It’s hard to know if on-demand work will continue its boom as people return to doing more in-person activities, such as shopping on their own or going out to eat. For now, it is a popular and easily accessible option to help students earn money so they can stay in school and, ultimately, start a career that doesn’t just pay the bills, but is also rewarding.

Resources:

Anderson, M., McClain, C., Faverio, M., and Gelles-Watnick, R. (2021). The State of Gig Work in 2021. Pew Research Center. Retrieved from https://www.pewresearch.org/internet/2021/12/08/the-state-of-gig-work-in-2021/

Perna, L. and Odle, T. (2020). Recognizing the Reality of Working College Students. American Association of University Professors. Retrieved from https://www.aaup.org/article/recognizing-reality-working-college-students#.Yk4DUtvMK3A

Schwahn, L. (2021). Making Money With DoorDash: How to Start and What to Expect. Nerdwallet. Retrieved from https://www.nerdwallet.com/article/finance/make-money-doordash

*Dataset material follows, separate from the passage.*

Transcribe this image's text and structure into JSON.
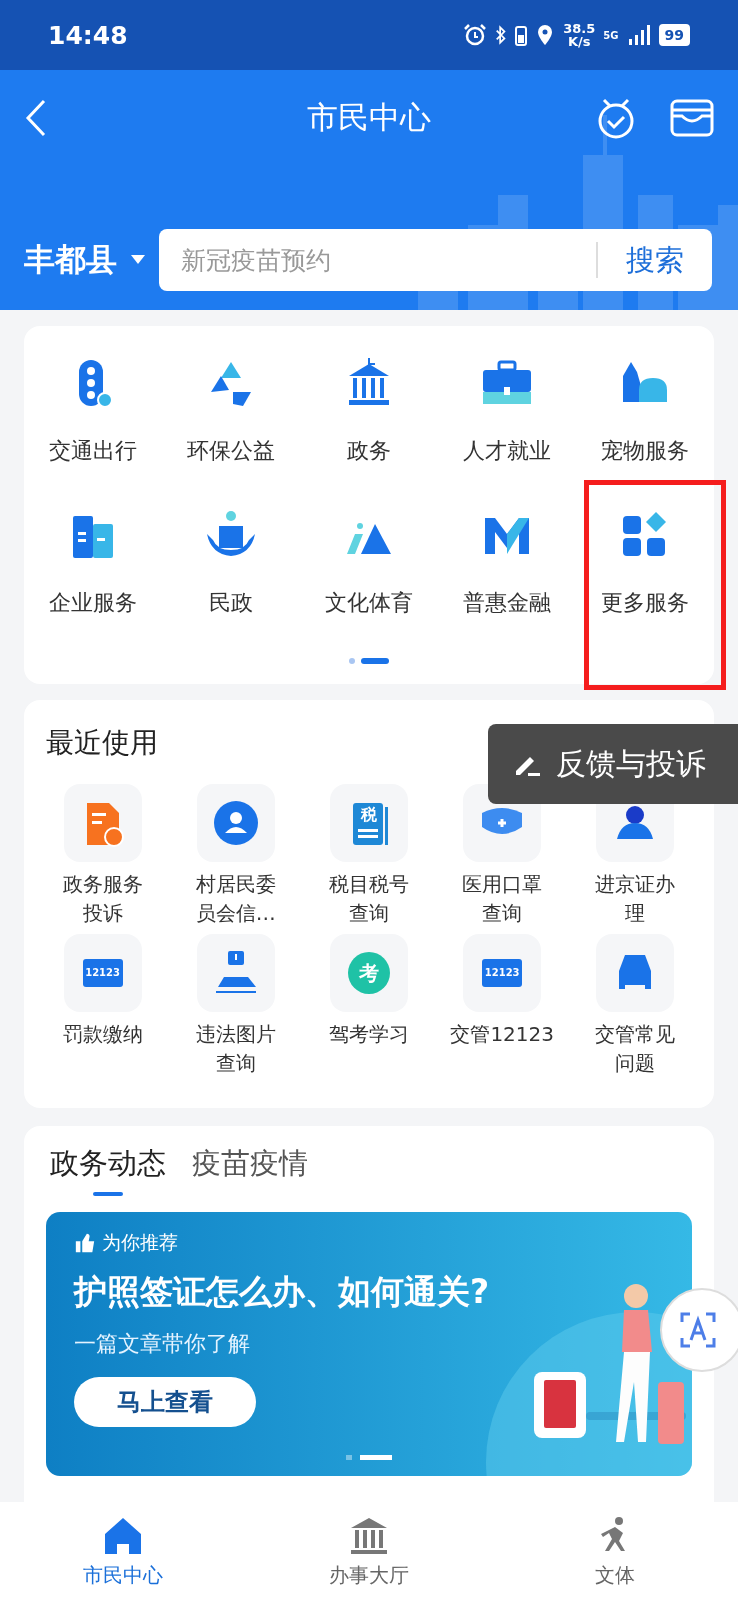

Sumagaysay, L. (2020). The pandemic has more than doubled food-delivery apps’ business. Now what? Market Watch. Retrieved from https://www.marketwatch.com/story/the-pandemic-has-more-than-doubled-americans-use-of-food-delivery-apps-but-that-doesnt-mean-the-companies-are-making-money-11606340169